“He most honours my style who learns under it to destroy the teacher.”
It’s unsurprising that in those years Parko’s style icon was Tom Curren. No one then or since, and Parko might have the best claim, has surfed with the grace and timing of Curren. To that Parko tried, and succeeded, to add some classic Aussie grunt to his developing style.
“I really tried to emulate Curren, but I also loved the rail game of Hoyo,” Parko says. “Basically I was into anyone that held a line through their turns. Also when I was about 16 I started getting into airs and so watched anyone who was good. Guys like Archy for example.”
It’s not a bad mix of styles to throw into the blender. Add the points, the peers and the DNA and it was fairly clear by Parko’s mid-teens that the world had a special talent on its hands.
By 1996 the Cooly kids were dominating the Australian Junior Series and by the time Parkinson was 18 his sponsors knew he was ready for the world stage. In July 1998 he was given his first CT wildcard for the Billabong J-Bay Open.
“It was six foot and perfect from Boneyards to Impossibles, I paddled out through the keyhole, caught my first wave and that was it. I was gone. I lost my mind,” says Parkinson. “Next thing I was standing there on stage holding the trophy, not sure what had just happened.”
He also looks back then when he was right on the cusp of embarking on a senior professional career as a special time in the development of his surfing style. “My style has changed so much from today to what I was before I was tour bound,” he says. “I look back to that time when I was 17 or 18 and that was when I was surfing as naturally as I ever have. It was pure instinct. There was no surfing to a criteria or repetition through drills. You didn’t think about your surfing, you just did it.”

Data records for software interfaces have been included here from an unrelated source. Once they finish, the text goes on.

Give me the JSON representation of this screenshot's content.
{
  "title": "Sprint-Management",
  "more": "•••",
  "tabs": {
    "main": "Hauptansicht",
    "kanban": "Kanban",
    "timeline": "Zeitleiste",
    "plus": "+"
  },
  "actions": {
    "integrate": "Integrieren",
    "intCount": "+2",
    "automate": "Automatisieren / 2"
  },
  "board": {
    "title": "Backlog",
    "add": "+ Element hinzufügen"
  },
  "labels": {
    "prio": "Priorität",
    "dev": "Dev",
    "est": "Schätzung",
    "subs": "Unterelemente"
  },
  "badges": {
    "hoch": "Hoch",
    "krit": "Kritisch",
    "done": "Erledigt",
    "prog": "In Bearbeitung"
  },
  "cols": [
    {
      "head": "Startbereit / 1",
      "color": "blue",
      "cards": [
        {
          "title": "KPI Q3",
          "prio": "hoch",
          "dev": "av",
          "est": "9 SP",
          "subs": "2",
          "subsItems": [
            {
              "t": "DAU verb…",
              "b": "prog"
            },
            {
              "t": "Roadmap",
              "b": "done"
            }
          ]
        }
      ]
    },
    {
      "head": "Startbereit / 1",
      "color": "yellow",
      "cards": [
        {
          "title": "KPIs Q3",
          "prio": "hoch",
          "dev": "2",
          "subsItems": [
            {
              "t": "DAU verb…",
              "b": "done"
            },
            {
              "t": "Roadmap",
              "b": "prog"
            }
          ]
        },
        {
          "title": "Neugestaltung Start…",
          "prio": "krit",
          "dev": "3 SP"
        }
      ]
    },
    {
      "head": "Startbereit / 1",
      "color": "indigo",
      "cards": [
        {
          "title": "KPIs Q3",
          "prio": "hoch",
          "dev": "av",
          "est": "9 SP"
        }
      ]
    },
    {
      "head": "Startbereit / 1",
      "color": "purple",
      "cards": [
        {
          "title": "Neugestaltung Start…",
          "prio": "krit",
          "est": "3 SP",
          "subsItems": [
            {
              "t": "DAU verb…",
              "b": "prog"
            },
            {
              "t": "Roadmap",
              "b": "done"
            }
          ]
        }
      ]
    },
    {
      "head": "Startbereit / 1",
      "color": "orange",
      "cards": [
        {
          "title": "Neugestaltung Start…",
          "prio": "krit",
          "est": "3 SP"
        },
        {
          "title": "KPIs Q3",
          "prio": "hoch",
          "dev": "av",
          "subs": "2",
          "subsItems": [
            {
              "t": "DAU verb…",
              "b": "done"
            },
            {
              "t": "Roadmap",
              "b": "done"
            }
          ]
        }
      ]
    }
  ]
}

Main: Gold Coast tube run with an Egyptian twist. Photo: Swilly Inset: An early visit from the style police helped Parko iron out any bugs in his approach.